**PROBLEM DETAILS**: List every line below containing "предметно".
--- DATA UNDER STUDY Enclosed Below ---
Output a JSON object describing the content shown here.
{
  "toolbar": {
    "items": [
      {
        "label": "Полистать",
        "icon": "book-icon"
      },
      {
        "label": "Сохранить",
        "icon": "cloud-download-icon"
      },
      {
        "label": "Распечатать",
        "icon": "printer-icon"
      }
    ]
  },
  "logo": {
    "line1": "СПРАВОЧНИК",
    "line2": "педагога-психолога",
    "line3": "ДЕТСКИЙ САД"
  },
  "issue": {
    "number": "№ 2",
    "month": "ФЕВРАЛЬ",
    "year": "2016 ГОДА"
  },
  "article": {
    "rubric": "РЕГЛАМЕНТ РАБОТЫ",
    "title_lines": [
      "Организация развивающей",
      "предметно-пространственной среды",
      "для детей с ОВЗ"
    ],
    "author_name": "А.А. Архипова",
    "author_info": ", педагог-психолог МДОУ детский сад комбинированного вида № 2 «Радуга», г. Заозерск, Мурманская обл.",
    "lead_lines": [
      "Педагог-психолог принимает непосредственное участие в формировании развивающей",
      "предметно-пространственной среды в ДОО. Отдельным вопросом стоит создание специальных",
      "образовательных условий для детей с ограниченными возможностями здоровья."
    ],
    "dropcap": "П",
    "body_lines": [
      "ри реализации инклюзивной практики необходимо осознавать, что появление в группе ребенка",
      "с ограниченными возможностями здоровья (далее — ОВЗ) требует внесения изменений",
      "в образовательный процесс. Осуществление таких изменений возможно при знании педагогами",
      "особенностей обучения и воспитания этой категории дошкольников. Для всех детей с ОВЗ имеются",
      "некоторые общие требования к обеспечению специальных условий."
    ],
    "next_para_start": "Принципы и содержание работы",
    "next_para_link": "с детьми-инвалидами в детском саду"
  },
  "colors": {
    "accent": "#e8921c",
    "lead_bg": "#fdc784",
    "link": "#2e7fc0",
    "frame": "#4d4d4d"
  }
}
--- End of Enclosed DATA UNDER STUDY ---
**THE COMPLETED TASK**:
      "предметно-пространственной среды",
      "предметно-пространственной среды в ДОО. Отдельным вопросом стоит создание специальных",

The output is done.